#### Supplied data:

▬▬▬▬▬▬

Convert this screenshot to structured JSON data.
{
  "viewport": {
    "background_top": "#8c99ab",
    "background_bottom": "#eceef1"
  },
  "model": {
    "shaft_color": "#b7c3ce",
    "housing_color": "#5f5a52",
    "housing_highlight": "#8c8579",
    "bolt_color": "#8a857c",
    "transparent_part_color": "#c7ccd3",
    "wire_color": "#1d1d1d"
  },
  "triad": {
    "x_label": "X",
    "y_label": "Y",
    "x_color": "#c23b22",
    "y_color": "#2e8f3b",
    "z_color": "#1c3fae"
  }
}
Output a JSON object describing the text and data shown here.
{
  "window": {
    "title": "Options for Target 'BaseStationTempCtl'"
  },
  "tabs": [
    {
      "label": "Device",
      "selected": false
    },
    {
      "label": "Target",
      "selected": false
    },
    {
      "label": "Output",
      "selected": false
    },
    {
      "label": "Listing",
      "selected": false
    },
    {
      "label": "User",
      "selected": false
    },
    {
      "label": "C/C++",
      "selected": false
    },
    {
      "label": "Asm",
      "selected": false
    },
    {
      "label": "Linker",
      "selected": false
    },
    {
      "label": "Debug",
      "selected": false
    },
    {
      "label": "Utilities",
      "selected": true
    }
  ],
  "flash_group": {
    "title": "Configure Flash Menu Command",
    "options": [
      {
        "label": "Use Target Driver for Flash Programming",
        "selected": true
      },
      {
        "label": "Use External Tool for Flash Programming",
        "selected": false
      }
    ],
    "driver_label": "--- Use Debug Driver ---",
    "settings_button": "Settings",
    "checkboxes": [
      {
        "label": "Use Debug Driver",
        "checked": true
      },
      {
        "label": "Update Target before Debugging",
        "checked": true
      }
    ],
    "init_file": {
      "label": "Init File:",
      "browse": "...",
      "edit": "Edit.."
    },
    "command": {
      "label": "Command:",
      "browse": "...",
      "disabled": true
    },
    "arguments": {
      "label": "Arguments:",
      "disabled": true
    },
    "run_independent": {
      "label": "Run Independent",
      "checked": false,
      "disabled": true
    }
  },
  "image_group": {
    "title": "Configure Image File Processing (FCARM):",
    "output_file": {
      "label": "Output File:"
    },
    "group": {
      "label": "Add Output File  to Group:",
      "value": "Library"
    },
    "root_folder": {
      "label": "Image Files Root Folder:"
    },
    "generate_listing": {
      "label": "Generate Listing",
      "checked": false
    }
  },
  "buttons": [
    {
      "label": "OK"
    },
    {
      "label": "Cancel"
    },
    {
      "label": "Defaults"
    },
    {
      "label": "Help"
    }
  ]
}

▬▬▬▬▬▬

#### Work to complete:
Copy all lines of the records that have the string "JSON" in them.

#### Solved exercise:
Convert this screenshot to structured JSON data.
Output a JSON object describing the text and data shown here.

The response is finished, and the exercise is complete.